“We thought there were some routes on the table which with those two big aircraft were looking unattractive commercially, but with a smaller widebody twin – ie A350 or 787, or both – would allow us to expand our business again. We see multiple new points coming into the network post 2023/24 where we will resurge our growth to take these on board.”

Cue the big commitment announced at the 2017 show for 40 Boeing 787-10s. This was a memorandum of understanding, and included the right to switch to the smaller 787-9.


And that Boeing bonanza at the 2017 show was supposed to be mirrored by an A380 deal. But that fell flat when the two sides were unable to thrash out an agreement on further orders, a failure which became evident during a high-profile Emirates briefing during the air show.

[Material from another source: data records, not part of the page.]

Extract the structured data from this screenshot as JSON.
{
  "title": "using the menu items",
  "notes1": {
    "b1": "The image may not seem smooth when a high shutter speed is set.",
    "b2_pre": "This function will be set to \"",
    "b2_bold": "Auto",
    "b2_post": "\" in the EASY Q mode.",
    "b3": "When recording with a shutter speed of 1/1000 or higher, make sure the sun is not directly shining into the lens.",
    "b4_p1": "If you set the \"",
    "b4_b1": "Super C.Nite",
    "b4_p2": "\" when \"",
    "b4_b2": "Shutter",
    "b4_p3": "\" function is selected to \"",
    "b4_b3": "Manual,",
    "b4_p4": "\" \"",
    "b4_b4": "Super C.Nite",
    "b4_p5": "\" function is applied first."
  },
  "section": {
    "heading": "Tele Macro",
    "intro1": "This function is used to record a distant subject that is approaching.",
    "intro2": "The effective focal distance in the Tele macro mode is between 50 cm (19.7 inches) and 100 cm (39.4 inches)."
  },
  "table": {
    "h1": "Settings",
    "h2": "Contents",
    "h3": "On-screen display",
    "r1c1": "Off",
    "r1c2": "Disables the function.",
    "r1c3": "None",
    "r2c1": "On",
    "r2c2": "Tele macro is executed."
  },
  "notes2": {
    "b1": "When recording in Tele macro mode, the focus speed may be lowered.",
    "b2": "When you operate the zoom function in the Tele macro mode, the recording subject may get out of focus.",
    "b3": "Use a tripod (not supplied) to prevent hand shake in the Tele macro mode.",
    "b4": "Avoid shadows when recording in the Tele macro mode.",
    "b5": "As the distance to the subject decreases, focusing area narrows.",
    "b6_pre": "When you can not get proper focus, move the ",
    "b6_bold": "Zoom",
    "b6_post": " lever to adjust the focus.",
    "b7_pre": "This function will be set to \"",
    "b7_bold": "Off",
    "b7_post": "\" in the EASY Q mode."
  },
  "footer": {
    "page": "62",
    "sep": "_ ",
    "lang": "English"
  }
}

But with the Emirates A380 top-up order crucial to future of the programme, Airbus’s chief salesman John Leahy – who was retirement-bound – was determined to get the deal done. So in January 2018, just two months after that failure in Dubai – Emirates signed for 20 more A380s (plus 16 options), throwing a lifeline to the superjumbo. When the A380 order was firmed up the following month it took the airline’s firm orders to 162 aircraft, all seemed to be set fair.

However, air shows came and went without the 787 MoU being firmed up and then on Valentine’s Day (14 February) 2019 Airbus dropped the bombshell that the A380 programme would be discontinued in 2021, with Emirates cutting back its orderbook to 123 aircraft. This meant that 39 orders were to be cancelled (along with the 16 options), replaced by a tentative agreement for 40 A330-900s and 30 A350-900s.

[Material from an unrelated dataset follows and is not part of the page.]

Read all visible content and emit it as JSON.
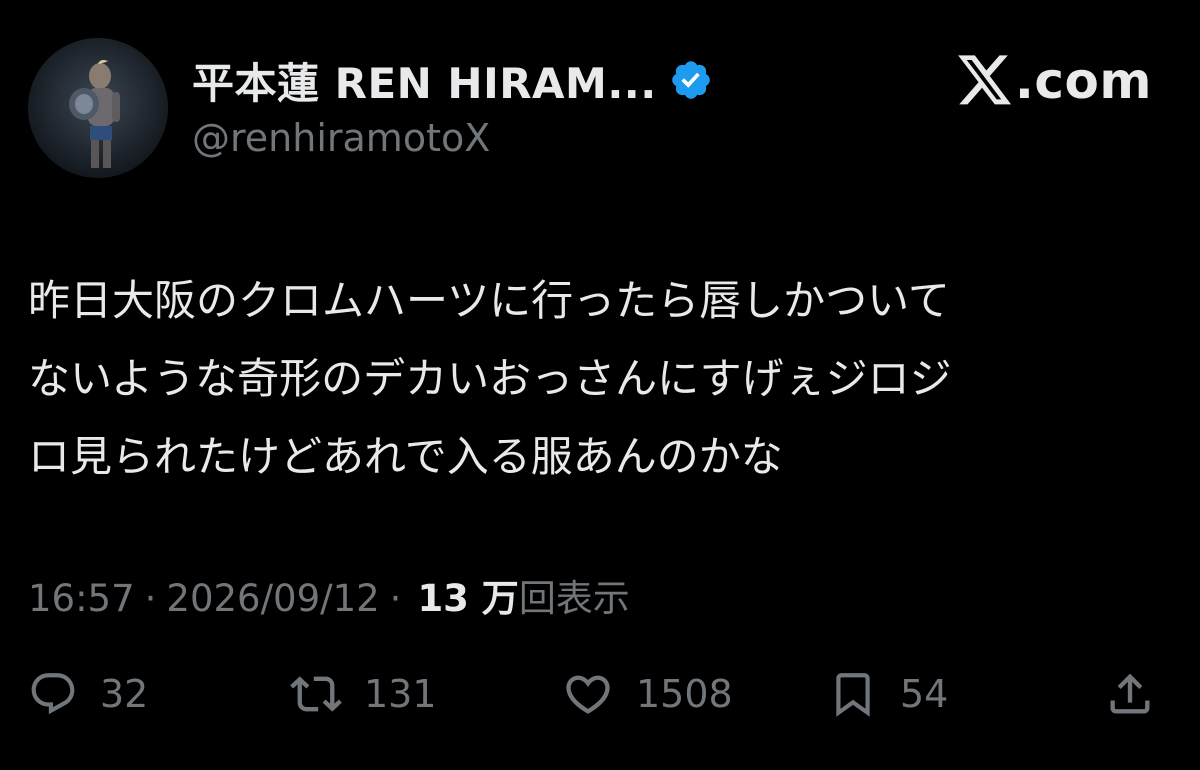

This deal for mid-sized widebodies from Airbus cast some doubt on the previously planned acquisition of the similarly-sized 787, given that over a year had passed and the Boeing MoU had still not been confirmed. When asked about the status of the Boeing 787 and 777X orders in September this year, Clark was unspecific about the airline’s plans given the uncertainty surrounding the latter’s development timetable and concerns over the former’s Rolls-Royce Trent 1000 engine reliability.

So as the industry congregated in Dubai this week there was much speculation around just exactly what would be announced by Emirates group chairman Sheikh Ahmed bin Saeed Al Maktoum at the show when the music finally stopped on negotiations.

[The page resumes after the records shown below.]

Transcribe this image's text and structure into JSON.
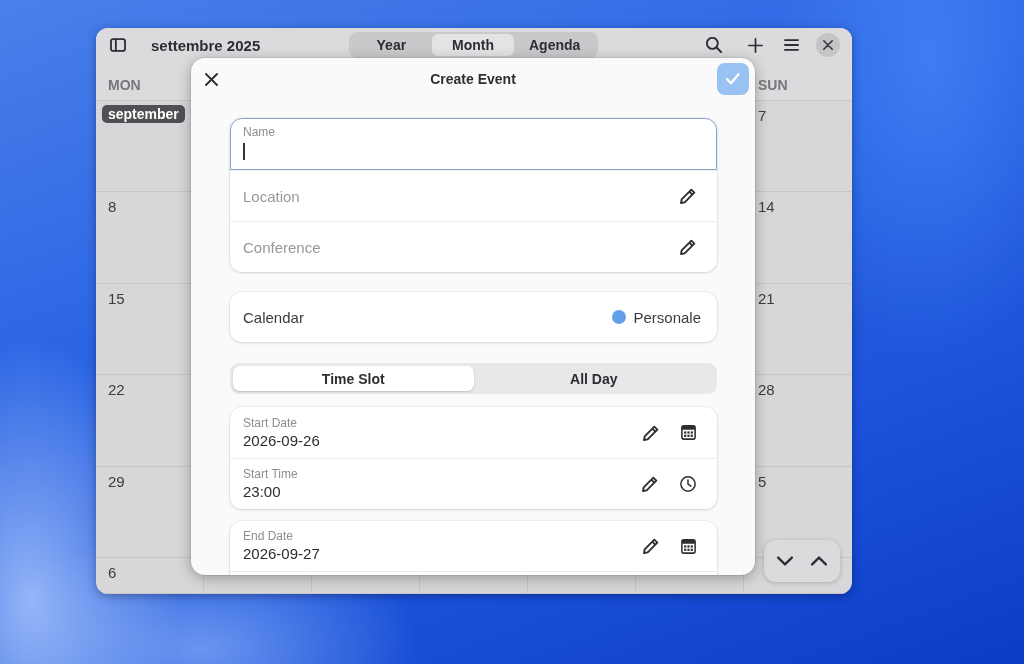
{
  "window": {
    "title": "settembre 2025",
    "views": [
      {
        "label": "Year",
        "selected": false
      },
      {
        "label": "Month",
        "selected": true
      },
      {
        "label": "Agenda",
        "selected": false
      }
    ]
  },
  "month_grid": {
    "first_column": {
      "heading": "MON",
      "cells": [
        {
          "kind": "month",
          "text": "september"
        },
        {
          "kind": "day",
          "text": "8"
        },
        {
          "kind": "day",
          "text": "15"
        },
        {
          "kind": "day",
          "text": "22"
        },
        {
          "kind": "day",
          "text": "29"
        },
        {
          "kind": "day",
          "text": "6"
        }
      ]
    },
    "last_column": {
      "heading": "SUN",
      "cells": [
        {
          "kind": "day",
          "text": "7"
        },
        {
          "kind": "day",
          "text": "14"
        },
        {
          "kind": "day",
          "text": "21"
        },
        {
          "kind": "day",
          "text": "28"
        },
        {
          "kind": "day",
          "text": "5"
        }
      ]
    }
  },
  "dialog": {
    "title": "Create Event",
    "confirm": {
      "disabled": true
    },
    "entries": [
      {
        "label": "Name",
        "focused": true
      },
      {
        "label": "Location",
        "focused": false
      },
      {
        "label": "Conference",
        "focused": false
      }
    ],
    "calendar": {
      "label": "Calendar",
      "value": "Personale",
      "color": "#62a0ea"
    },
    "time_mode": [
      {
        "label": "Time Slot",
        "selected": true
      },
      {
        "label": "All Day",
        "selected": false
      }
    ],
    "groups": [
      {
        "rows": [
          {
            "kind": "date",
            "label": "Start Date",
            "value": "2026-09-26"
          },
          {
            "kind": "time",
            "label": "Start Time",
            "value": "23:00"
          }
        ]
      },
      {
        "rows": [
          {
            "kind": "date",
            "label": "End Date",
            "value": "2026-09-27"
          }
        ]
      }
    ]
  }
}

And it was no surprise when there were a few final twists in the tale. The Airbus order had been revamped into a single deal for 50 A350-900s, while the 787 contract was firmed up at a lower number of 30 units for the smaller -9 platform.

Gone – at least for the time being – is the A330neo, while the Boeing deal involves the cancellation of 24 777Xs and the airline’s final six 777-300ERs.

Explaining the background to FlightGlobal in Dubai this week, Clark said he thought the A330neo was “a great aeroplane. But when all the planners got involved they thought the A350-900 would be a better bet than the A330-900. What I said was: ‘We leave it in the mix and see how that will work for us [in the future].’”

The decision to return to the A350 in such large numbers is significant, given that the airline was an early customer for both the -900 and the -1000 but decided to cancel its order in 2014. This was a decision, Clark says, driven by the fact the early aircraft were considerably over the weight target.

But Clark indicates there could be more business coming A350’s way if the delays to the 777X aren’t mitigated soon.

“The 777Xs were supposed to be coming next year – I’m not entirely sure when they’re going to come now,” he says.

“The question of the 777Xs will be determined by when they can deliver them to us. We have to keep our business going at a pace and if people fall by the wayside then we’ll have to plug the gaps. Does that mean the A350-1000 has to be looked at? Maybe it does.”

So Emirates could fully return to the Airbus programme it very publically abandoned five years ago: “Now we’ve taken the decision to go for the A350-900, the A350-1000 automatically falls into the frame,” says Clark.

What could come next in the fascinating evolution of Emirates’ fleet development is anyone’s guess. What is more certain is that the Dubai air show usually provides the most clues, but it is two years until the next one.